Summary judgment.  The Court hinted that the defect in the pleadings could have been cured during the summary judgment stage.  Nevertheless, in Weinreb, “the trial court properly presumed execution of [the guaranty] at summary judgment because [the guarantor] failed to introduce in a timely manner any evidence that would support a contrary finding.”  Ultimately:

[the guarantor] failed to respond to [the lender’s] motion for summary judgment within the time limits prescribed by Trial Rule 56(C).  Despite notice and two distinct opportunities to challenge [the lender’s] documentation, [the guarantor] failed to raise his forgery defense at any stage of the proceedings before final judgment was entered against him.

Explanation.  The Weinreb opinion discussed at length the principles and standards applicable to Trial Rule 60(B) motions.  In the final analysis, the Court concluded that “newly discovered” evidence did not exist.  Rather, the guarantor’s failure to use due diligence was the compelling factor.  The Court held:

With this equivocal evidence before it, distilling essentially to a swearing contest that should have been raised long before, the trial court was well within its discretion to reject [the guarantor’s] equitable demands that the trial court set aside the judgment entered against him under Trial Rule 60(B)(8).  [The guarantor’s] second Trial Rule 60(B) motion did not present any grounds that would entitle him to relief from judgment that were unknown or unknowable at the time he filed his first such motion.

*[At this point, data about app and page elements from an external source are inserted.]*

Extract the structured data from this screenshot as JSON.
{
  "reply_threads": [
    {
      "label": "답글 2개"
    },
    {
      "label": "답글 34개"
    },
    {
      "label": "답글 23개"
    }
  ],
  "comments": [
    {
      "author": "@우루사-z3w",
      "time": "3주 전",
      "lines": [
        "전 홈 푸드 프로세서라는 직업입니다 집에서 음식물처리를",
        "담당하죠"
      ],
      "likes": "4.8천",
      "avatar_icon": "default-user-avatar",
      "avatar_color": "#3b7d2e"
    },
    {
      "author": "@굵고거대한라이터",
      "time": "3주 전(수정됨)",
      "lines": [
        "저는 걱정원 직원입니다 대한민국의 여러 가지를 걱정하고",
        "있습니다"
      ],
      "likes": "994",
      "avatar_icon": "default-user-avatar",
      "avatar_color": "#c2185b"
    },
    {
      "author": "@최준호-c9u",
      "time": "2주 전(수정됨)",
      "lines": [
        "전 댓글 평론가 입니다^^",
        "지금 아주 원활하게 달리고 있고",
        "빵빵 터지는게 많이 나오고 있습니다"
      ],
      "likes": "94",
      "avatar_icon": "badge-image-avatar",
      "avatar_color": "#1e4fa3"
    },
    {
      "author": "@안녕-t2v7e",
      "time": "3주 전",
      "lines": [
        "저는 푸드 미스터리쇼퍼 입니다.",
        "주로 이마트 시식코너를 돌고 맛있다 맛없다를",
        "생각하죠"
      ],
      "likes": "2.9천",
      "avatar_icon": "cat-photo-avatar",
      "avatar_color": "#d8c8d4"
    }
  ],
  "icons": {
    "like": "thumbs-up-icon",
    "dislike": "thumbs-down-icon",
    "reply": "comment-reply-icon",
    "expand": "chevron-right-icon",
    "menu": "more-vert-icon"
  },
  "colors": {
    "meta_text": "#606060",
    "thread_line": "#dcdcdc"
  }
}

Take away.  Borrowers and guarantors, and their counsel, should raise in their initial response to the lender’s complaint the defense of forgery, assuming there is evidence supporting such a defense.  Even if the guaranty was forged in Weinreb, the guarantor (or his lawyer) was too late in asserting the defense.  On the other hand, for lenders and their counsel, the Weinreb is a reminder to attach to the complaint any and all loan documents that form the basis of the action.